- _Your instructions_: Go over the data and work out how many lines include the word "this". Give that number only.

====== Dataset ======

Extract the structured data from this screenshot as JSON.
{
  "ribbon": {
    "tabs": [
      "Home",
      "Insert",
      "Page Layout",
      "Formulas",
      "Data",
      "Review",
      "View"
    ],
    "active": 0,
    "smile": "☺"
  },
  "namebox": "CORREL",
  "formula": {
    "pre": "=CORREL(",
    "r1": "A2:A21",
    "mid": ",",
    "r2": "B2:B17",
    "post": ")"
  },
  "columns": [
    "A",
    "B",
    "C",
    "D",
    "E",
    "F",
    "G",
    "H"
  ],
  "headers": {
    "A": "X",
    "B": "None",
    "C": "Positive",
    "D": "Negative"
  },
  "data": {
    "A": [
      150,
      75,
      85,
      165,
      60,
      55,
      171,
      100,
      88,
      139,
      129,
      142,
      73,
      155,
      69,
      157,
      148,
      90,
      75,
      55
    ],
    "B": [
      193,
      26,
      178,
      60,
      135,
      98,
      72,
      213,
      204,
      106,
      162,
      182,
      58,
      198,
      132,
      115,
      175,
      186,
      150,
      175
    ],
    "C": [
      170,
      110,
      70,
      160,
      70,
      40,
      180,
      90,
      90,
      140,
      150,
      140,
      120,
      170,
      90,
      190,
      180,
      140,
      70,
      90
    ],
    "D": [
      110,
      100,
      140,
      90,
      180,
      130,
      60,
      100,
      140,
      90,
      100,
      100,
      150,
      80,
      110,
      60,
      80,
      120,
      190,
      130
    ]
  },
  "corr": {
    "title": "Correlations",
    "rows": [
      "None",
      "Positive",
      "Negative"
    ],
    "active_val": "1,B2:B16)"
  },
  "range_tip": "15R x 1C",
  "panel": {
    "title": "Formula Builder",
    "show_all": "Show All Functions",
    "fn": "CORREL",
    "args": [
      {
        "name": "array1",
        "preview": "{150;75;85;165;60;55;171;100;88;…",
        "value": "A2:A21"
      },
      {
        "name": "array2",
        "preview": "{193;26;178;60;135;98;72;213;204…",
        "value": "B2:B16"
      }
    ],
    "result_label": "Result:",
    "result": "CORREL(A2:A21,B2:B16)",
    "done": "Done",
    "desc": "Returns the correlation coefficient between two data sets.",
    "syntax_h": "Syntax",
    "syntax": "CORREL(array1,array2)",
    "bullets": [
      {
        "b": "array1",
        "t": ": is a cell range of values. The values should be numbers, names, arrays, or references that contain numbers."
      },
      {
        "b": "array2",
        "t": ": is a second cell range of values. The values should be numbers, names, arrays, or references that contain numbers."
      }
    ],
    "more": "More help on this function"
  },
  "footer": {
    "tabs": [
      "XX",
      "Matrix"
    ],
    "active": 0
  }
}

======

- _Task output_: 2